Her debut single was a cover of "What Am I Doing Here with You?" (b/w "You Really Didn't Mean It"). The A-side, originally a hit for Johnny Rivers, was written by singer-songwriter-producer P.F. Sloan; his pop career went back to the late 1950s and he also scored major hits as a writer (with partner Steve Barri) including Barry McGuire's "Eve Of Destruction" and Rivers' "Secret Agent Man" (which was also inimitably covered by DEVO). Many of Sloan's songs have been widely covered, including some done by Australian acts -- "Anywhere The Girls Are" was covered by Ol' 55, Surfin' Craze was covered by The Silhouettes and "These Are Bad Times (For Me And My Baby)" was covered by The Groop.

Bev's debut was released in late 1966, and it became a national Top Ten hit, charting in most cities in January 1967, reaching #6 in Sydney, #10 in Melbourne, #5 in Brisbane and #1 in Bev's hometown of Adelaide. It also earned her the prestigious "Best Australian Female Vocal" award in the 1966 Australian Record Awards.

Sunday, June 6, 2021

The Doors - Discography

The Doors
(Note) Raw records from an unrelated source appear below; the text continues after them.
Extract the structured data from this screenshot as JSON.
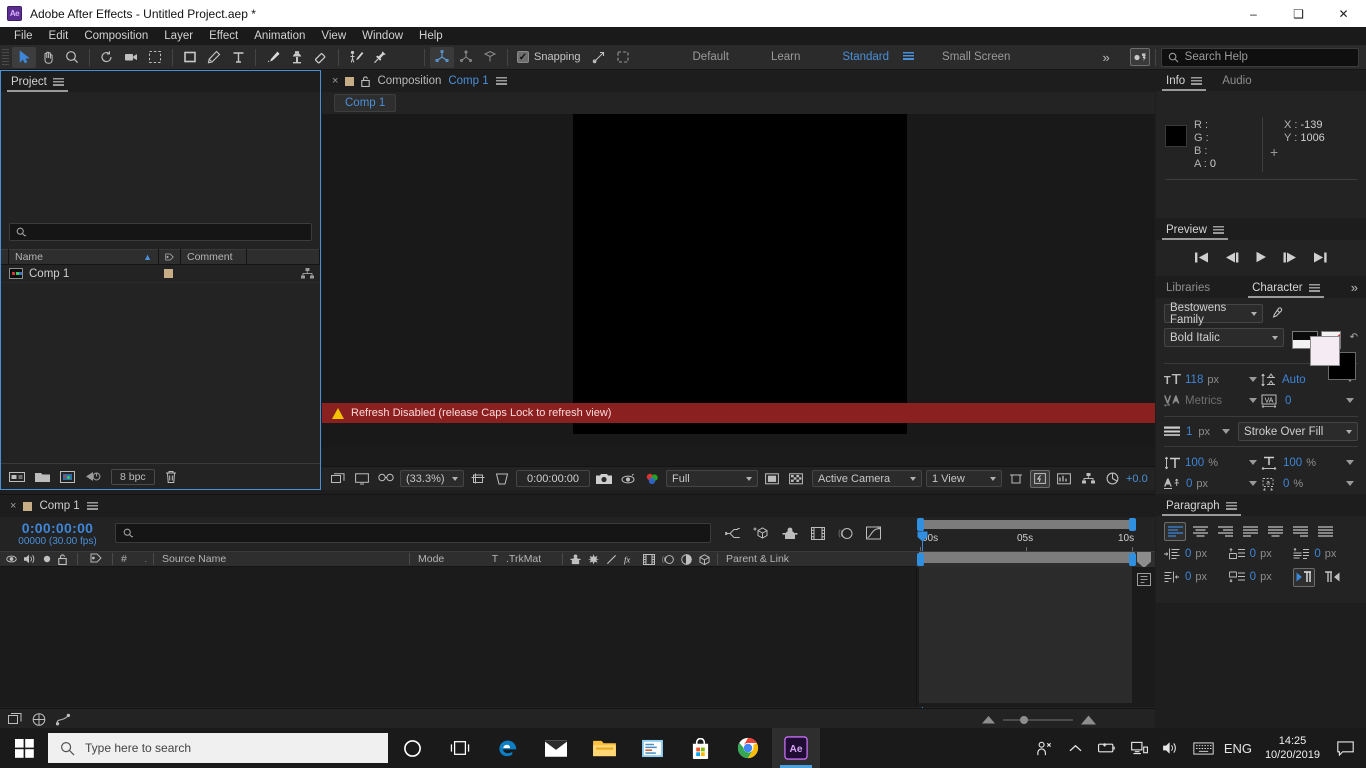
{
  "window": {
    "app_icon": "ae-logo-icon",
    "title": "Adobe After Effects - Untitled Project.aep *",
    "minimize": "–",
    "maximize": "❑",
    "close": "✕"
  },
  "menubar": {
    "items": [
      "File",
      "Edit",
      "Composition",
      "Layer",
      "Effect",
      "Animation",
      "View",
      "Window",
      "Help"
    ]
  },
  "toolbar": {
    "snapping_label": "Snapping",
    "snapping_checked": "✓",
    "workspaces": [
      {
        "label": "Default",
        "active": false
      },
      {
        "label": "Learn",
        "active": false
      },
      {
        "label": "Standard",
        "active": true
      },
      {
        "label": "Small Screen",
        "active": false
      }
    ],
    "overflow": "»",
    "search_placeholder": "Search Help",
    "search_icon": "magnifier-icon"
  },
  "project": {
    "tab_label": "Project",
    "search_value": "",
    "columns": [
      "Name",
      "Comment"
    ],
    "sort_arrow": "▲",
    "rows": [
      {
        "name": "Comp 1",
        "label_color": "#c7ad85"
      }
    ],
    "footer": {
      "bit_depth": "8 bpc"
    }
  },
  "composition": {
    "close_tab": "×",
    "title_prefix": "Composition",
    "title_name": "Comp 1",
    "chip_label": "Comp 1",
    "warning": "Refresh Disabled (release Caps Lock to refresh view)",
    "footer": {
      "zoom": "(33.3%)",
      "timecode": "0:00:00:00",
      "resolution": "Full",
      "camera": "Active Camera",
      "views": "1 View",
      "exposure": "+0.0"
    }
  },
  "info": {
    "tabs": [
      {
        "label": "Info",
        "active": true
      },
      {
        "label": "Audio",
        "active": false
      }
    ],
    "r_label": "R :",
    "g_label": "G :",
    "b_label": "B :",
    "a_label": "A :",
    "r_value": "",
    "g_value": "",
    "b_value": "",
    "a_value": "0",
    "x_label": "X :",
    "y_label": "Y :",
    "x_value": "-139",
    "y_value": "1006",
    "color_swatch": "#000000"
  },
  "preview": {
    "tab_label": "Preview",
    "buttons": [
      "first-frame",
      "previous-frame",
      "play",
      "next-frame",
      "last-frame"
    ]
  },
  "character": {
    "tabs": [
      {
        "label": "Libraries",
        "active": false
      },
      {
        "label": "Character",
        "active": true
      }
    ],
    "overflow": "»",
    "font_family": "Bestowens Family",
    "font_style": "Bold Italic",
    "font_size": "118",
    "font_size_unit": "px",
    "leading": "Auto",
    "kerning": "Metrics",
    "tracking": "0",
    "stroke_width": "1",
    "stroke_width_unit": "px",
    "stroke_mode": "Stroke Over Fill",
    "vertical_scale": "100",
    "vertical_scale_unit": "%",
    "horizontal_scale": "100",
    "horizontal_scale_unit": "%",
    "baseline_shift": "0",
    "baseline_shift_unit": "px",
    "tsume": "0",
    "tsume_unit": "%",
    "fill_color": "#f4ecf2",
    "stroke_color": "#000000"
  },
  "paragraph": {
    "tab_label": "Paragraph",
    "align_buttons": [
      "align-left",
      "align-center",
      "align-right",
      "justify-last-left",
      "justify-last-center",
      "justify-last-right",
      "justify-all"
    ],
    "indent_left": "0",
    "indent_left_unit": "px",
    "indent_right": "0",
    "indent_right_unit": "px",
    "indent_first": "0",
    "indent_first_unit": "px",
    "space_before": "0",
    "space_before_unit": "px",
    "space_after": "0",
    "space_after_unit": "px"
  },
  "timeline": {
    "close_tab": "×",
    "tab_label": "Comp 1",
    "timecode": "0:00:00:00",
    "frames": "00000 (30.00 fps)",
    "search_value": "",
    "columns": [
      "Source Name",
      "Mode",
      "T",
      ".TrkMat",
      "Parent & Link"
    ],
    "col_hash": "#",
    "ruler_ticks": [
      {
        "label": "00s",
        "pos": 0
      },
      {
        "label": "05s",
        "pos": 50
      },
      {
        "label": "10s",
        "pos": 100
      }
    ]
  },
  "taskbar": {
    "search_placeholder": "Type here to search",
    "search_icon": "magnifier-icon",
    "start_icon": "windows-start-icon",
    "pinned": [
      "cortana-icon",
      "task-view-icon",
      "edge-icon",
      "mail-icon",
      "file-explorer-icon",
      "powerpoint-icon",
      "store-icon",
      "chrome-icon",
      "after-effects-icon"
    ],
    "tray": [
      "people-icon",
      "show-hidden-icon",
      "battery-icon",
      "network-icon",
      "volume-icon",
      "keyboard-icon"
    ],
    "language": "ENG",
    "time": "14:25",
    "date": "10/20/2019",
    "action_center": "action-center-icon"
  }
}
The Doors, one of the most influential and controversial rock bands of the 1960s, were formed in Los Angeles in 1965 by UCLA film students Ray Manzarek, keyboards, and Jim Morrison, vocals with drummer John Densmore and guitarist Robby Krieger. The group never added a bass player, and their sound was dominated by Manzarek's electric organ work and Morrison's deep, sonorous voice, with which he sang and intoned his highly poetic lyrics. The group signed to Elektra Records in 1966 and released its first album, The Doors, featuring the hit "Light My Fire" in 1967.